NATURE NOTES – NUMBER 24                         July 14, 2021                          


Welcome.  As always, I try to offer something of interest in these notes, but this time there are some safety issues that scouts need to be aware of whenever hiking or camping in most of our council area.

Our Current topic: Bear with us

Yup, the bears are with us all right. Throughout history, bears have held a special place among humans. They have been feared, eaten, worn, worshiped, misunderstood and written about. Today we still are in awe of our native black bear. Regardless of how many you have seen, there’s a certain thrill when you see the next one. To a young Scout, that first sighting is a lasting memory. So let's look at some facts and background about this big omnivore. 

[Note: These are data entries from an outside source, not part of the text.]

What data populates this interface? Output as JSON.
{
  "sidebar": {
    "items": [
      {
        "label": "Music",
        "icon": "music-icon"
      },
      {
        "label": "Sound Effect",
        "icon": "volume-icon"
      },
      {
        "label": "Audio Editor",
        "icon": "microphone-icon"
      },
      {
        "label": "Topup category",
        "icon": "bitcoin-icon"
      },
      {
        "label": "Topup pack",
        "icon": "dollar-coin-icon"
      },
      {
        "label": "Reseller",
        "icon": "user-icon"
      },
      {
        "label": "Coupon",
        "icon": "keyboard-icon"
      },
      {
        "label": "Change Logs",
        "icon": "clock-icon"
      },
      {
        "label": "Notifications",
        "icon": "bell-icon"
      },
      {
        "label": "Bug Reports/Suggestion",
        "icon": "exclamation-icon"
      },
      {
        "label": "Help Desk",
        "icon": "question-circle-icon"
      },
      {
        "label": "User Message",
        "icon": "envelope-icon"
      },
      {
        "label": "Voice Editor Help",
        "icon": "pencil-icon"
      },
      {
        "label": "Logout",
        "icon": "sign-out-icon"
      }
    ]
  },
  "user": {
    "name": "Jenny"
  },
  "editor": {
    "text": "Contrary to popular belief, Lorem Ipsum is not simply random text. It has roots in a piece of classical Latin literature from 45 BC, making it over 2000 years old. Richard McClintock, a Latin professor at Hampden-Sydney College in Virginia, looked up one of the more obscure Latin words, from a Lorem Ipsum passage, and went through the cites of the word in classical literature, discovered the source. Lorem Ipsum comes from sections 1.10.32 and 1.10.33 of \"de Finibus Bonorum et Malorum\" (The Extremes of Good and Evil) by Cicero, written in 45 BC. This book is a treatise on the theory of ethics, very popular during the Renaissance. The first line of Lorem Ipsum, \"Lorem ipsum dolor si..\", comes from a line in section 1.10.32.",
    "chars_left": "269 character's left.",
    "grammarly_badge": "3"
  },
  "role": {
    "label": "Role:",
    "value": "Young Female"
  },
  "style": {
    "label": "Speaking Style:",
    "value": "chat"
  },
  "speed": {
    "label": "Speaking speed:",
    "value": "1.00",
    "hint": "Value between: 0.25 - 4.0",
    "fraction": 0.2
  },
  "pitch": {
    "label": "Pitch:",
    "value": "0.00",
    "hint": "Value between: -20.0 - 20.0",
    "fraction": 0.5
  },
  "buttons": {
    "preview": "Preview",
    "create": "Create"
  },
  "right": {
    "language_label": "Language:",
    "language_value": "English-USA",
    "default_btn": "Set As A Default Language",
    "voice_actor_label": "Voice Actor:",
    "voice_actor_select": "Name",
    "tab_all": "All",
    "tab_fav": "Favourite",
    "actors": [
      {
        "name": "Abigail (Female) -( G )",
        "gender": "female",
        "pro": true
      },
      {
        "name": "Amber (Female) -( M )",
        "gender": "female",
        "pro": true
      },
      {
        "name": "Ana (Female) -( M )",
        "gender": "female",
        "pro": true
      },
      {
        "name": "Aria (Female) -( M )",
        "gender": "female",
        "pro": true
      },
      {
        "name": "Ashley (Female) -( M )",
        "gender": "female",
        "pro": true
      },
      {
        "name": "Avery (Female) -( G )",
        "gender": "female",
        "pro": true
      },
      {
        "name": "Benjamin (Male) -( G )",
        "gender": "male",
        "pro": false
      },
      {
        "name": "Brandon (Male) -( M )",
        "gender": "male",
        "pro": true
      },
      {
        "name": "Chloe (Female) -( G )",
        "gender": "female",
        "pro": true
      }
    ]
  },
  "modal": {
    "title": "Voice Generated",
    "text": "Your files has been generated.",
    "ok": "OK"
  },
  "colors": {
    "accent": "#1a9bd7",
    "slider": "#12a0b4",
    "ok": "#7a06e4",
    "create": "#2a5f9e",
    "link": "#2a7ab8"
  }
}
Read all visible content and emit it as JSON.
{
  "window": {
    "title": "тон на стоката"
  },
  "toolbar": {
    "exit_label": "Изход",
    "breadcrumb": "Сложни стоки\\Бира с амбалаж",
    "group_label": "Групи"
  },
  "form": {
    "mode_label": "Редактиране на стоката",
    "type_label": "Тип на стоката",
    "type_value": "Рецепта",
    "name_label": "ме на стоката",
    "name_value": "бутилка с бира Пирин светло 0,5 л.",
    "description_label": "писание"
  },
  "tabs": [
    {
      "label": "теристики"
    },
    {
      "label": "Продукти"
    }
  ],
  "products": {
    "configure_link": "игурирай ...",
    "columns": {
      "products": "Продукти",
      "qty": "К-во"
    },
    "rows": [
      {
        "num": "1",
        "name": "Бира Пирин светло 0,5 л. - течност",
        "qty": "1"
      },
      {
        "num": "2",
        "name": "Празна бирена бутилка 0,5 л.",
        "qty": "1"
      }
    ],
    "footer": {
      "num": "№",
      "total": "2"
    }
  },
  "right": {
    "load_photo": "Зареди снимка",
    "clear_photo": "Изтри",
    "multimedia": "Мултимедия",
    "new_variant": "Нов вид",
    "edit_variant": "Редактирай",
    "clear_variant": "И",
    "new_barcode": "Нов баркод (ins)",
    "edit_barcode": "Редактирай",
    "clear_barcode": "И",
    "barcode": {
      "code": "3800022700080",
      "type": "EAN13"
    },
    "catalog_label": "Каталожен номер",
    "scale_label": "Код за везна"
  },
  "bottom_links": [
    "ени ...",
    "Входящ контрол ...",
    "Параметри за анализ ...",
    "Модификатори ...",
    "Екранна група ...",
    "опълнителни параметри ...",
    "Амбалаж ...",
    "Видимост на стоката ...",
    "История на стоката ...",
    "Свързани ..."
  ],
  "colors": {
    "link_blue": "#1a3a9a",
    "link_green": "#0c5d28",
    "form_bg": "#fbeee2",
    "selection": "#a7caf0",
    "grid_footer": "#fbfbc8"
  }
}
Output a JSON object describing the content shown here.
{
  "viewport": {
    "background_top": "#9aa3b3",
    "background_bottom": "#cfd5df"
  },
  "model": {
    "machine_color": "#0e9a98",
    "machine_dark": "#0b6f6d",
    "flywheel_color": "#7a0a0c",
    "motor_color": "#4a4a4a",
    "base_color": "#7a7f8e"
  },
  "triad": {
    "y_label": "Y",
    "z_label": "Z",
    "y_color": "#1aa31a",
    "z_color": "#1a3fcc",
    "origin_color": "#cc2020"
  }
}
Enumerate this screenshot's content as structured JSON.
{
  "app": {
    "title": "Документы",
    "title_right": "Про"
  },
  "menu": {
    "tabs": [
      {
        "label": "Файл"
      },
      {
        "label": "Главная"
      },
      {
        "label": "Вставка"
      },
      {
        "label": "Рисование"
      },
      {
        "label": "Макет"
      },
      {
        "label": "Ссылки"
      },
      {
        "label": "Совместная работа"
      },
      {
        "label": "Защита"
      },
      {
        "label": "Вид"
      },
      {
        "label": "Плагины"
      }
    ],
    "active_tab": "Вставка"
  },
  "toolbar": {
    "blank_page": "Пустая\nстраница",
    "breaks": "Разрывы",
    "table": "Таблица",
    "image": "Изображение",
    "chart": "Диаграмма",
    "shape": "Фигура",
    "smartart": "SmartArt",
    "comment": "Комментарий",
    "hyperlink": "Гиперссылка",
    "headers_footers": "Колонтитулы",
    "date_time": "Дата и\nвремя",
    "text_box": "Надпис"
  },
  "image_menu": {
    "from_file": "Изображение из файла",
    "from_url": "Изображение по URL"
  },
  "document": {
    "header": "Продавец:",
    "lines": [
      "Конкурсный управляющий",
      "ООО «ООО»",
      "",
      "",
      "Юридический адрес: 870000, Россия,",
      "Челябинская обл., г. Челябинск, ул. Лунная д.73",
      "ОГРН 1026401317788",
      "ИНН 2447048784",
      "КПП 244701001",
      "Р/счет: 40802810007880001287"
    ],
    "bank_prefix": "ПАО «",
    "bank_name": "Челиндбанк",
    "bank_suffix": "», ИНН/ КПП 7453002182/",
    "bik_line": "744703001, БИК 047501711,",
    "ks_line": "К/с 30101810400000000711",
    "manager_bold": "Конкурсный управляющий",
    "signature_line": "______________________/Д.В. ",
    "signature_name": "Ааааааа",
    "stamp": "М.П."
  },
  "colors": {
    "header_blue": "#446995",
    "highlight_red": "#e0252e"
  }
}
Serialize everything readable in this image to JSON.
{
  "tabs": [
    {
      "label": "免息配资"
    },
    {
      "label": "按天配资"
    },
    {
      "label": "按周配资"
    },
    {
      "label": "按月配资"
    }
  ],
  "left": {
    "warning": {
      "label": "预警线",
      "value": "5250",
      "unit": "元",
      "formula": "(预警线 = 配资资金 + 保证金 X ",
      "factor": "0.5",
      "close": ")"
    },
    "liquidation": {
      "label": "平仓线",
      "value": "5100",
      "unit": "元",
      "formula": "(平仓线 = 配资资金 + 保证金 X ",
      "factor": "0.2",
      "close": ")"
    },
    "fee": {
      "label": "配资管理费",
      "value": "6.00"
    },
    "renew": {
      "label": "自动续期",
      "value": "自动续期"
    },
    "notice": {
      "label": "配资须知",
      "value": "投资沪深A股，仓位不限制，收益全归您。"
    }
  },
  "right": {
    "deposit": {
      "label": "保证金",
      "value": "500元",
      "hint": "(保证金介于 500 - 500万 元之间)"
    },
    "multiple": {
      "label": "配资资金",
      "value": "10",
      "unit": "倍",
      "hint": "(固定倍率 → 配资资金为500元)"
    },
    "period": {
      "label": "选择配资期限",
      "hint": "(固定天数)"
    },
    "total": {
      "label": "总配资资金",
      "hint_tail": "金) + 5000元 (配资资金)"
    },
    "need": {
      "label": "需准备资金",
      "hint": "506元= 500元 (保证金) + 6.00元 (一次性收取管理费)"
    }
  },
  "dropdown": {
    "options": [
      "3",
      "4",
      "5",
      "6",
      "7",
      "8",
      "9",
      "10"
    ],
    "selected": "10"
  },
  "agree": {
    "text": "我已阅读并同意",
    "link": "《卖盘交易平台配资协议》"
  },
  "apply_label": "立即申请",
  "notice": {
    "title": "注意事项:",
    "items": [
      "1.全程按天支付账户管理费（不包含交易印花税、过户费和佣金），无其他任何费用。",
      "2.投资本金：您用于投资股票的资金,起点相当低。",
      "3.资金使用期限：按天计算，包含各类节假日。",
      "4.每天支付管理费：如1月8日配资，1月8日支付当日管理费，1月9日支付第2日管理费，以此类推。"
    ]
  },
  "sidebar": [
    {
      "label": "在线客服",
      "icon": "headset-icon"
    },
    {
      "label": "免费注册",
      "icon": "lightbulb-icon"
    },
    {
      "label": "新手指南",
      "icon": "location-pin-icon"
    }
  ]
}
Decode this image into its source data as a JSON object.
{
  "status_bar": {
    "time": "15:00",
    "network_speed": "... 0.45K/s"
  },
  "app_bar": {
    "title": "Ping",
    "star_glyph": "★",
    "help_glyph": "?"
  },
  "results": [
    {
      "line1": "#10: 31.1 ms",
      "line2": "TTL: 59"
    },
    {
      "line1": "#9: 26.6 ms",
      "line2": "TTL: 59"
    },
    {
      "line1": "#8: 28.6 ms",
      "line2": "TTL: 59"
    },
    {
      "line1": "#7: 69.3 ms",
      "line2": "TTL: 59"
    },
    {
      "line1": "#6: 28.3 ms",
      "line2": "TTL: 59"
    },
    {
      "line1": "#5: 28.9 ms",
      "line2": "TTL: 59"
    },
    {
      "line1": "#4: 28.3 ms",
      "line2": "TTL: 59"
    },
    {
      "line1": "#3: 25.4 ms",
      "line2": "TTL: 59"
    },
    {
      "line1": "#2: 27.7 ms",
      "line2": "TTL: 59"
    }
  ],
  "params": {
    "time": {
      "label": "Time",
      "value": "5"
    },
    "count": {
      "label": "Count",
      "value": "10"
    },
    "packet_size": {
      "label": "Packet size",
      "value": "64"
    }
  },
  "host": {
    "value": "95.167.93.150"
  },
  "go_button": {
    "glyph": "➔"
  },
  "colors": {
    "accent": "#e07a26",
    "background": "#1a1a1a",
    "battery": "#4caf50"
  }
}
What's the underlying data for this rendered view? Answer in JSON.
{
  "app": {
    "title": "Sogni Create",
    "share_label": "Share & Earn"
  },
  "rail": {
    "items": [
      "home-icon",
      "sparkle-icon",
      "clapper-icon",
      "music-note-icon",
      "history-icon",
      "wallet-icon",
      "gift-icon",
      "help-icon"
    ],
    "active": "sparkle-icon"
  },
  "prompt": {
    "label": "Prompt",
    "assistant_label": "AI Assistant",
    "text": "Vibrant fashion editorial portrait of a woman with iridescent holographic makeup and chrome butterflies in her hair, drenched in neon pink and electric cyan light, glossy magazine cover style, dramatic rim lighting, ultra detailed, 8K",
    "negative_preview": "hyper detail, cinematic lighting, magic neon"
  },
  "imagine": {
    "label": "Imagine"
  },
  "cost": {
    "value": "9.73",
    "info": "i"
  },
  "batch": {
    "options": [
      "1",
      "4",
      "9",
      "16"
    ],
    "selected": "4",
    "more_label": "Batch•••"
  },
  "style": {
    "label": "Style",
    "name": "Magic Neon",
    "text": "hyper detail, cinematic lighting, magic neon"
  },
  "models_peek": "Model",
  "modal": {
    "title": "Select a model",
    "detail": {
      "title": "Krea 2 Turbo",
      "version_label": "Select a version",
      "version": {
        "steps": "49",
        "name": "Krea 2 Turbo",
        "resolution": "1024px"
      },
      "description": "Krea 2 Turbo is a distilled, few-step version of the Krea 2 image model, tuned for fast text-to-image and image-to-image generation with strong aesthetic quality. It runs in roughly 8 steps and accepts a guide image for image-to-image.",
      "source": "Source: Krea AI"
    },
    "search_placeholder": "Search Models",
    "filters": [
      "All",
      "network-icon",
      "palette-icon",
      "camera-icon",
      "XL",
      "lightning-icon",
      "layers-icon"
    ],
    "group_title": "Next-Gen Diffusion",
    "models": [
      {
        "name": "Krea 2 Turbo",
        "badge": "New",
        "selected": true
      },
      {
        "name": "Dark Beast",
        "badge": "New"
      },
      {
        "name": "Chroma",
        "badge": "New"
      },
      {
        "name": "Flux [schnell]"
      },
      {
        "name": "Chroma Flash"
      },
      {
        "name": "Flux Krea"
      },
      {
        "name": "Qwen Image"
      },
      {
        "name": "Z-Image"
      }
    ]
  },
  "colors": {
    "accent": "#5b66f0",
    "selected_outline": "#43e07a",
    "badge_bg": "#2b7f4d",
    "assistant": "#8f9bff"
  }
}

Being an omnivore means it eats both meat (small mammals, fish, insects, reptiles) as well as plants (roots, berries, nuts, bark).  When you are big and need a lot of calories, you need to eat whatever is available whenever you can.  Bears have very keen sense of smell, are very intelligent, curious, and have an excellent memory.   This can result on bears relying on human-generated food sources such as bird feeders, candy bars in backpacks and trash cans.  As the population of bears increase and more humans move into bear-county, it is normal to expect more human-wildlife interaction. Therefore Scouts need to be taught a few things about bears that might be useful as well as interesting. 

Probably #1 on the list is to avoid close encounters with any bear. They are, like most wild animals...well...wild. Make sure Scouts know to never get near bear cubs. Mama bear can be very aggressive in protecting her young. These cubs are born (about the size of a chipmunk) while mom is hibernating in a hollow tree or den under a wind-thrown tree. When these cubs emerge from the den in late winter, Mama will often leave them unattended for short periods while she forages for food. Don't assume a lone cub or two are abandoned, or you might meet an unhappy mom on her way back to her cubs. Also be aware that hibernation does not mean total sleep for months in our area. Depending on a lot of factors, such as weather and den location, bears may stir from time to time over the winter and wander out for food.  So be Bear Aware year around. 

When on the trail, it is important not to surprise a bear, so making some noise while hiking (usually not a problem with scouts) is a good idea.  Also taking Fido along can create some potential problems.  The bear might perceive a dog as a threat and respond appropriately, especially if the dog is not on a leash. 

Scouts also need to understand the importance of protecting food when hiking or camping in bear country.  There are all kinds of guidance from Leave No Trace, the scout handbook and other sources on how to store food and dispose of trash in a campsite.  Read, understand, and apply this guidance.

In spite of our long-standing existence with bears, there are still lots of things we don’t totally understand.  For example, how, during hibernation, body temperature, heart and respiration rate, can drop so dramatically without any long term effect on the animal?  The Virginia Department of Wildlife Resources (VDWR) has ongoing research about black bears with radio transmitting collars to learn more about their behavior and movement.  This puts wildlife managers a better position to protect them and manage their population. They have learned, for example, that "mountain" bears in the western part of the state behave and move about differently than the "Piedmont" bears on lower elevations.

So how many bears are there?  The VDWR estimates that there are 17,000 bears in the state, with most counties reporting sightings.  In North American, some estimates run upward to 900,000.  These animals can live up to 30 years, although many young bears do not survive more than 5 years, due to natural disasters, extreme weather, vehicle collisions, and, at times being killed by a larger dominate male bear wanting to protect his territory from competition. Weight can vary greatly between individuals as well as between the same bear depending on the time of year.  A male bear may weigh up to 400 pounds, while a female coming out of hibernation in late winter may be down to as little as 100 pounds.  Their range can be up to 15 miles a day, depending on the availability of food. 


So as a leader, make your scouts aware of the potential risks of bears.  Don’t alarm them, just make them Bear Aware.  Most encounters will be harmless and generate a lot of stories when the Scout gets home.  Also, learning about bears is a good start on Mammal Study Merit Badge.  Requirement 4c requires the scout to write a paper on a game animal.  Much of the material for that paper is presented above.  Encourage Scouts to follow-up on bears or other animals. We certainly haven't learned all there is to know about bears or most of nature yet. Keep looking, keep learning, and keep your Scouts interested in exploring nature.